The chamber's latest survey results also arrived yesterday and expectations by New Zealand in general and Otago specifically had started to diverge.
Businesses in Otago were feeling much less confident about the future of business in New Zealand, and their own prospects.
Those feeling positive about the future had fallen to 35.59% from 41.79%, a ``significant drop'' of 18%.
``This is a move we usually see in winter, but more than we expected. Those saying the next six months will be worse are higher as well. Going down the list, confidence is starting to wane in all areas.''
Concerns about the economy were different in the South, he said.
The construction industry had kept people optimistic but the larger contracts had been let out and Mr McGowan was unsure whether any large projects were in the pipeline.
Manufacturing had also been an industry to watch for signs of forward orders.
Businesses in Otago were reporting concerns about house building despite the Dunedin City Council, and other local authorities, reporting a strong demand for building permits.
The consents were not being translated into activity, he said.

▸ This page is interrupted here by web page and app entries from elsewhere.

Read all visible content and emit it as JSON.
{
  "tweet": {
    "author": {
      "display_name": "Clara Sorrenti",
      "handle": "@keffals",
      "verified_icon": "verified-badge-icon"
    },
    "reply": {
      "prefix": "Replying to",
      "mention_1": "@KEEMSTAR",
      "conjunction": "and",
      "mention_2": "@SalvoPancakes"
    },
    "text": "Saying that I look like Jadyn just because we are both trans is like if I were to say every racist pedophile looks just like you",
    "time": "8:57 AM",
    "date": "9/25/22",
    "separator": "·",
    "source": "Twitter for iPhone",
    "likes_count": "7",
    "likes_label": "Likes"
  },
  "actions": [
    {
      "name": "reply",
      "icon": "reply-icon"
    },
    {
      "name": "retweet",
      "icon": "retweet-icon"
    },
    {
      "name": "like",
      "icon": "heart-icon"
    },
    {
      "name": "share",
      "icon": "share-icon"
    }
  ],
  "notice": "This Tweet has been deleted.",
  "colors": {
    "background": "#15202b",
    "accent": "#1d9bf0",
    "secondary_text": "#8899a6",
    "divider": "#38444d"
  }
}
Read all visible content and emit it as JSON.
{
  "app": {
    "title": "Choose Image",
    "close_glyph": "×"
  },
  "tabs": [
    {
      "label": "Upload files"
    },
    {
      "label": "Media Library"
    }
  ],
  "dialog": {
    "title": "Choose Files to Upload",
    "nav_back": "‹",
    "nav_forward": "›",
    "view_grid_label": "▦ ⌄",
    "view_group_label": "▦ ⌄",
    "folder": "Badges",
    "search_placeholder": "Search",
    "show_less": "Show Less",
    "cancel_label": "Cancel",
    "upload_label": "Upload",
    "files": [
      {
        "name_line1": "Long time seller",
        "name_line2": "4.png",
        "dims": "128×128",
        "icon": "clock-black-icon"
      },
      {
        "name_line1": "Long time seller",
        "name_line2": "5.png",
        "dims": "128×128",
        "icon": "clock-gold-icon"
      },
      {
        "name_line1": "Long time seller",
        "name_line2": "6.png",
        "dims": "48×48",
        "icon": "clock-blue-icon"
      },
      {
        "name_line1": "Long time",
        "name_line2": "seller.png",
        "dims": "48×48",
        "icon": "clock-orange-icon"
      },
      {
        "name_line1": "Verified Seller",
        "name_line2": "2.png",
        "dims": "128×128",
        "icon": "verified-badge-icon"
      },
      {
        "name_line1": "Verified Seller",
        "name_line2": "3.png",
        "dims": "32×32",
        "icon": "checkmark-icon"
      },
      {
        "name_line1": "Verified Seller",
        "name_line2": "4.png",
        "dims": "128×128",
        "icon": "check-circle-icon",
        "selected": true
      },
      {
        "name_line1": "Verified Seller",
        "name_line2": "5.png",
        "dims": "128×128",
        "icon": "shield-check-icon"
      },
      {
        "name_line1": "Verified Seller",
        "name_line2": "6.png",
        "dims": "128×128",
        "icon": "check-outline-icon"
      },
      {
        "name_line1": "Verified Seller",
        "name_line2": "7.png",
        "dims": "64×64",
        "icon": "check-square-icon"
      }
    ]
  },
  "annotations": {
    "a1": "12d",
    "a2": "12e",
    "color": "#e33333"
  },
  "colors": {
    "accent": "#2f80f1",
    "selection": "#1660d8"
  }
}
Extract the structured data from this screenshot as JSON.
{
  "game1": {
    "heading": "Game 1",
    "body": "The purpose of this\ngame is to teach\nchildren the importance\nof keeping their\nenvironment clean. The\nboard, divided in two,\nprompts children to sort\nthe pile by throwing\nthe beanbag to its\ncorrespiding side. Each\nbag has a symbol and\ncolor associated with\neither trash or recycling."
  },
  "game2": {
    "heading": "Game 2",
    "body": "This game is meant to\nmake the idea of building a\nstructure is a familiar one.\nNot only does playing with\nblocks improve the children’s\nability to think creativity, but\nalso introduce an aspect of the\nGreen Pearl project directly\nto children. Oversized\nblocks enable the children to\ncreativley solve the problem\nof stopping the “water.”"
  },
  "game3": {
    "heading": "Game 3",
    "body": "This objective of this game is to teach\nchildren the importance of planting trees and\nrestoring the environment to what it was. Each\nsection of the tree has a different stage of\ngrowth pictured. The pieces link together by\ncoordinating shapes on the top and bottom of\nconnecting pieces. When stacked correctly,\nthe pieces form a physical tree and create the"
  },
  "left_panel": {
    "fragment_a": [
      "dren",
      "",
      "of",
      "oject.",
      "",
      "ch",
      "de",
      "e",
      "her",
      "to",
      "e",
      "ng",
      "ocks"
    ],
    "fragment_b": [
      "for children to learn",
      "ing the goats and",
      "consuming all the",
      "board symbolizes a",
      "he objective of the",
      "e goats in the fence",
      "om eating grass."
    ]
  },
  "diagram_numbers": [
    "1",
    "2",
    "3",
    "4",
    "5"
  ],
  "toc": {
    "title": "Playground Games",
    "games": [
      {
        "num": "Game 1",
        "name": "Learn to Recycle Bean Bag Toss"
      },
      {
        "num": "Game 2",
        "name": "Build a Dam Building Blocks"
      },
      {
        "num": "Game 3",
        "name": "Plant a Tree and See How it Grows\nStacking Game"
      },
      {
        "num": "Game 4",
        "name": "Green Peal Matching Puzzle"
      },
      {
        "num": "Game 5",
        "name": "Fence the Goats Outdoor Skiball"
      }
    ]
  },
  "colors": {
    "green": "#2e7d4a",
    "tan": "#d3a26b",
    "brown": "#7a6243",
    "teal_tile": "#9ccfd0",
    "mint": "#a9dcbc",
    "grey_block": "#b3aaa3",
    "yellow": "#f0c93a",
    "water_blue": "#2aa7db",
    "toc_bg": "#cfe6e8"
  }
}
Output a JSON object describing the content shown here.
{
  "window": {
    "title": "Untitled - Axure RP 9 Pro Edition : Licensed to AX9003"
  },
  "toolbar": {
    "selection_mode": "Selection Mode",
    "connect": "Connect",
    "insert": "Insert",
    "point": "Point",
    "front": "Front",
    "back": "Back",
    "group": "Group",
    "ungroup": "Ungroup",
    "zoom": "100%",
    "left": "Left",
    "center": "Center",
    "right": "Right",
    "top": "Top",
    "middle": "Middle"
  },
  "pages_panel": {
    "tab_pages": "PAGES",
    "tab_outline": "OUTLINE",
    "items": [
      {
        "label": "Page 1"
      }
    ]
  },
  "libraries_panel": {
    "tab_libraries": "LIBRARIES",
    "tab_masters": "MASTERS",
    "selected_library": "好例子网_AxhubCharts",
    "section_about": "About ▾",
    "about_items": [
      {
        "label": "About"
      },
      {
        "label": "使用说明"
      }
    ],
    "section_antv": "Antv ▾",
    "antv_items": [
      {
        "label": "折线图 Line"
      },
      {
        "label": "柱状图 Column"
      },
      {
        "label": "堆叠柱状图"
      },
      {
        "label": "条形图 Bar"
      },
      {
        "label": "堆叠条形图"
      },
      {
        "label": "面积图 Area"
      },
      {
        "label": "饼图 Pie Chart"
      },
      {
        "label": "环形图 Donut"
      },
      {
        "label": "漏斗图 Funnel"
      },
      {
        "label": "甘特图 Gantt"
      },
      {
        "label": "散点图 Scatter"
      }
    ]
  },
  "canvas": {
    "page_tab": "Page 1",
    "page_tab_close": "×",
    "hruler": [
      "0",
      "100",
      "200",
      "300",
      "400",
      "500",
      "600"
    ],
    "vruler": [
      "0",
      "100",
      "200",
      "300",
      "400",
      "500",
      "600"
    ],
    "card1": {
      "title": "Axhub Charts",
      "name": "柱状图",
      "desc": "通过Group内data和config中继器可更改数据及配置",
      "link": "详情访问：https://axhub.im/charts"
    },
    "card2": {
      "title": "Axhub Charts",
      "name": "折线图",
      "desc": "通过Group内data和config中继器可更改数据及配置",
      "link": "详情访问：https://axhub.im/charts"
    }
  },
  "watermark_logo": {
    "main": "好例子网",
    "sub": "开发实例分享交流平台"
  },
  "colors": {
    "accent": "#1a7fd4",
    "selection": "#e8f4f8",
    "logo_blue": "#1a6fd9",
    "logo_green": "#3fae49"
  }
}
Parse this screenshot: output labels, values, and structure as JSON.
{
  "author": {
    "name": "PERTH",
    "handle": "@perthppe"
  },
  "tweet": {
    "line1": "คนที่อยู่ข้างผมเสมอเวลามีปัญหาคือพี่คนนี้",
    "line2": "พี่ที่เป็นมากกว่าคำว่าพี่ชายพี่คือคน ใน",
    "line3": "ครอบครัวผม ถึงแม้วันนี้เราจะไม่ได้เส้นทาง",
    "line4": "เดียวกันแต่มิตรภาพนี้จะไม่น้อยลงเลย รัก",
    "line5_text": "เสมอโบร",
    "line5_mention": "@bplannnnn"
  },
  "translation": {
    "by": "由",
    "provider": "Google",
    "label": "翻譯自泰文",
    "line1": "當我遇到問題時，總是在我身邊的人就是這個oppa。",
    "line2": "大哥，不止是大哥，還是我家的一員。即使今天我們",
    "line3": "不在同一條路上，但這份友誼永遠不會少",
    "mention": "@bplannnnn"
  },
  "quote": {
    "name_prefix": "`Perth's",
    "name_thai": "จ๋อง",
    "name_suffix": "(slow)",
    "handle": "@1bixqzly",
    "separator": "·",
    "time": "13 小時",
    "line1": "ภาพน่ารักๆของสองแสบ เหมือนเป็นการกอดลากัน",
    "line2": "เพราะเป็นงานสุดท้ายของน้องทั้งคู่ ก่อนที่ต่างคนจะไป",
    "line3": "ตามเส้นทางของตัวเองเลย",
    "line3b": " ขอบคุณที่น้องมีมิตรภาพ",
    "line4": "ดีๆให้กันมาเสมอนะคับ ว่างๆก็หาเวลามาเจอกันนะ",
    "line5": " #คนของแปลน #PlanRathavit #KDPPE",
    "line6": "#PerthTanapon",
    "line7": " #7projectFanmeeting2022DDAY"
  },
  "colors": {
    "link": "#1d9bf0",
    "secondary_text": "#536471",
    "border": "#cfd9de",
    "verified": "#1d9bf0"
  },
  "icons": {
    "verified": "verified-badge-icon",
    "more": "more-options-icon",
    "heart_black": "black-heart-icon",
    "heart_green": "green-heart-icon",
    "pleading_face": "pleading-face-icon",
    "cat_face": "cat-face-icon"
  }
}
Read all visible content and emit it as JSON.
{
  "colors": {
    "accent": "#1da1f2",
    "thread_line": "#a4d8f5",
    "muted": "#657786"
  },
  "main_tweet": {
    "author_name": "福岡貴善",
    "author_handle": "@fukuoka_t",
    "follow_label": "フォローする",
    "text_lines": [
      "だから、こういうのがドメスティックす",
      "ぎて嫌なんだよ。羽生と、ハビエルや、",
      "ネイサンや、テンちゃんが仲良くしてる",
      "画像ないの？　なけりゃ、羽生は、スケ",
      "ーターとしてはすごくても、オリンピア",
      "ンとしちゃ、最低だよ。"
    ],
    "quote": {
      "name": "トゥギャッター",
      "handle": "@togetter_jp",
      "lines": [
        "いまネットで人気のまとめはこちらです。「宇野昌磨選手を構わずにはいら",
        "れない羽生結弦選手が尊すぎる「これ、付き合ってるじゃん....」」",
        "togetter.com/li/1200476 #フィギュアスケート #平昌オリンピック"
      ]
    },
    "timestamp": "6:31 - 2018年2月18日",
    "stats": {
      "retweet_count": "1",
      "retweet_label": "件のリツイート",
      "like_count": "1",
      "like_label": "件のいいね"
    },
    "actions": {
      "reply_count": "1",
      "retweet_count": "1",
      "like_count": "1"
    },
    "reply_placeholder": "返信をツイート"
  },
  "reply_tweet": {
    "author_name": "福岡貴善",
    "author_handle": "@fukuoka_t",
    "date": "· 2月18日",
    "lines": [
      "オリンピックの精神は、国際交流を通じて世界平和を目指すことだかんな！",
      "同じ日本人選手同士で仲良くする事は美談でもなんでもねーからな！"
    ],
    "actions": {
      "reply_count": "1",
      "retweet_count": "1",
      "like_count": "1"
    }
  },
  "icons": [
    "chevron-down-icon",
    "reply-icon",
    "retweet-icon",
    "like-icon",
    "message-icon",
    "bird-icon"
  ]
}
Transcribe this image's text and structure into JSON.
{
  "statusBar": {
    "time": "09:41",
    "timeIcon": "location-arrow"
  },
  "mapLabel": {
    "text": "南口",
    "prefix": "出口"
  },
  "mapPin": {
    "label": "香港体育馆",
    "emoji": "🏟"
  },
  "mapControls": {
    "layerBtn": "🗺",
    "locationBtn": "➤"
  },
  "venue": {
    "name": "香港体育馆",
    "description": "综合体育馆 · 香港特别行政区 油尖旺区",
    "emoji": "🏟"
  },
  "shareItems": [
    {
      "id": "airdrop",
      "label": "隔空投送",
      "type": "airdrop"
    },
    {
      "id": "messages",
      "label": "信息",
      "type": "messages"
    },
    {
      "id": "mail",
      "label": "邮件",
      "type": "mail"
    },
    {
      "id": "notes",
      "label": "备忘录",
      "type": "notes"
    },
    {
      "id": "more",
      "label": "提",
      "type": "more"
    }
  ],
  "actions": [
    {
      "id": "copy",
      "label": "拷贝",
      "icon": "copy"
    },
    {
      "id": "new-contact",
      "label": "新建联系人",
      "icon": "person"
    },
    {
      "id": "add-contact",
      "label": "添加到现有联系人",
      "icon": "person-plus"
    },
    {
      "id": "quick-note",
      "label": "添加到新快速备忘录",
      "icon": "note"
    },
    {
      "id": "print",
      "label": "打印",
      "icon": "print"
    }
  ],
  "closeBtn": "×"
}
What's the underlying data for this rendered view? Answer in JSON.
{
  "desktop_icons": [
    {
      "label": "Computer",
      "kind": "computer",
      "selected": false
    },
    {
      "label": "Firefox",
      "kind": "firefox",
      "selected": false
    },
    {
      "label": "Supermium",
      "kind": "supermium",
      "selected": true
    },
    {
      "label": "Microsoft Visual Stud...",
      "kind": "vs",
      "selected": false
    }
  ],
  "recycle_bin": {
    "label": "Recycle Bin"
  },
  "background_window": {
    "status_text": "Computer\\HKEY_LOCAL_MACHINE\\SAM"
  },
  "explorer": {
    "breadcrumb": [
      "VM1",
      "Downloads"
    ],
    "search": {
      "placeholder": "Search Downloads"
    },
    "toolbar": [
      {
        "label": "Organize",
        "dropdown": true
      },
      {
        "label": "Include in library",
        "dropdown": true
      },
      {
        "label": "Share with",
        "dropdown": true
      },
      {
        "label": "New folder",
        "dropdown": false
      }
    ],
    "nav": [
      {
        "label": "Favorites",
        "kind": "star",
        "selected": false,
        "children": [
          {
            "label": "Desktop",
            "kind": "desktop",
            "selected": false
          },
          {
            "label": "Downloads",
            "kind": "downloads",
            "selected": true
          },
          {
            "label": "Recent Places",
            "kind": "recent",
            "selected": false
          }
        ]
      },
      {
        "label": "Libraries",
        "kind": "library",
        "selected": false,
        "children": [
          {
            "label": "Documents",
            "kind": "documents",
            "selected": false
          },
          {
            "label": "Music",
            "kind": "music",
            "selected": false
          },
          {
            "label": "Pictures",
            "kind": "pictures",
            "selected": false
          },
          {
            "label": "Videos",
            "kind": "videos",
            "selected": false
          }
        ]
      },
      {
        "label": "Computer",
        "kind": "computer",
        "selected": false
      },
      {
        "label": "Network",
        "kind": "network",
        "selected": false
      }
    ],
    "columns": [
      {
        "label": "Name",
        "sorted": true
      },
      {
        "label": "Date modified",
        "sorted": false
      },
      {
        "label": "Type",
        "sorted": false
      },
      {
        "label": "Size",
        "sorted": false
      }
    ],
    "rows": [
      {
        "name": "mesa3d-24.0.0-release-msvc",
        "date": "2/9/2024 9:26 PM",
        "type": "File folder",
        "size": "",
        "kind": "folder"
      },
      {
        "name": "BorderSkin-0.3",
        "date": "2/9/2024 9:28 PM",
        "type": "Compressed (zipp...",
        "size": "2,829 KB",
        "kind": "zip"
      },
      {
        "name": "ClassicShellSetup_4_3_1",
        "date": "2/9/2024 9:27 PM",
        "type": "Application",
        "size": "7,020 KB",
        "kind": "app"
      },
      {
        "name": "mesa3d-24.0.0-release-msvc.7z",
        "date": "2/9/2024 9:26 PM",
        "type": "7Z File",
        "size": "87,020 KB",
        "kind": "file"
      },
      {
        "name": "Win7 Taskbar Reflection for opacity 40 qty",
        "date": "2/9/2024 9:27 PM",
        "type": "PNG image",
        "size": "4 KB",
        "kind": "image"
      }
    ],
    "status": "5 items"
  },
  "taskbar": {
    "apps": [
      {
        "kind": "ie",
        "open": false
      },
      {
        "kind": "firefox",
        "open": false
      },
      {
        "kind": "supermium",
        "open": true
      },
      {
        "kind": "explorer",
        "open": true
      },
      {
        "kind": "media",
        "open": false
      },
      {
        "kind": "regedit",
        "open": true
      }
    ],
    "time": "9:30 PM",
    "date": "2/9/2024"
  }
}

``A car dealership saw a real swing to used cars in April and May as people started to worry about rising debt and interest rates. People looking ahead are starting to be careful about their debt.''
Otago was still reliant on the primary sector for much of its wealth and people were not feeling as positive about how things would turn out in six months to a year, Mr McGowan said.
They were planning for a downturn, which was a practical way of ensuring the region's businesses and households got through downswings in the economy.
The recent strength of the dollar was also starting to worry businesses in the region, particularly exporters, and finding workers continued to be a major problem.
As the election loomed large, people were starting to feel unsettled about the result and what that could mean for their own circumstances, he said.
The Westpac McDermott Miller index showed the improvement in New Zealand consumer confidence had come on the back of two big developments in the economy.
Mr Ranchhod said there was a strengthening outlook for export earnings in recent months, which was being reflected in gains in confidence for rural communities.
Second, this year's Budget included planned adjustments to personal income tax thresholds and a family support package, both of which were scheduled to take effect from next year.
If implemented, the changes would give a boost to the disposable incomes of many households.
While households were increasingly optimistic about the outlook, they had become less upbeat about the current economic environment and that was weighing on spending appetites, he said.
The number of households who thought now was a good time to purchase a major household item had been falling. Households were also reporting they had been reining in their spending on leisure activities like dining out.
``Softening spending appetites are likely to reflect the rise in borrowing rates over the past year and the related slowdown in the housing market, both of which are key determinants of household spending. Households will often purchase new items when moving homes.''
Mr Ranchhod said an interesting feature of the June quarter's survey was the attitudes of households regarding debt.
Each quarter, households were asked what they would do if they received a windfall of $10,000.
In June, the number of households who said they would use those funds for savings or paying down debt fell.
``In fact, the proportion of households who are focusing on savings/debt repayment has only been this low once before in the 19 years we have been asking them about it.''
The June quarter fall was more surprising given the rises in interest rates since last year and might be a by-product of the increased confidence in the economic outlook, he said.
It would be an important area to watch with regards to both household confidence and spending.
Relative to disposable incomes, debt levels were at a record high and much of the leveraging was against housing assets.
As the housing market slowed, it could have an important impact on the financial health of households in coming years, Mr Ranchhod said.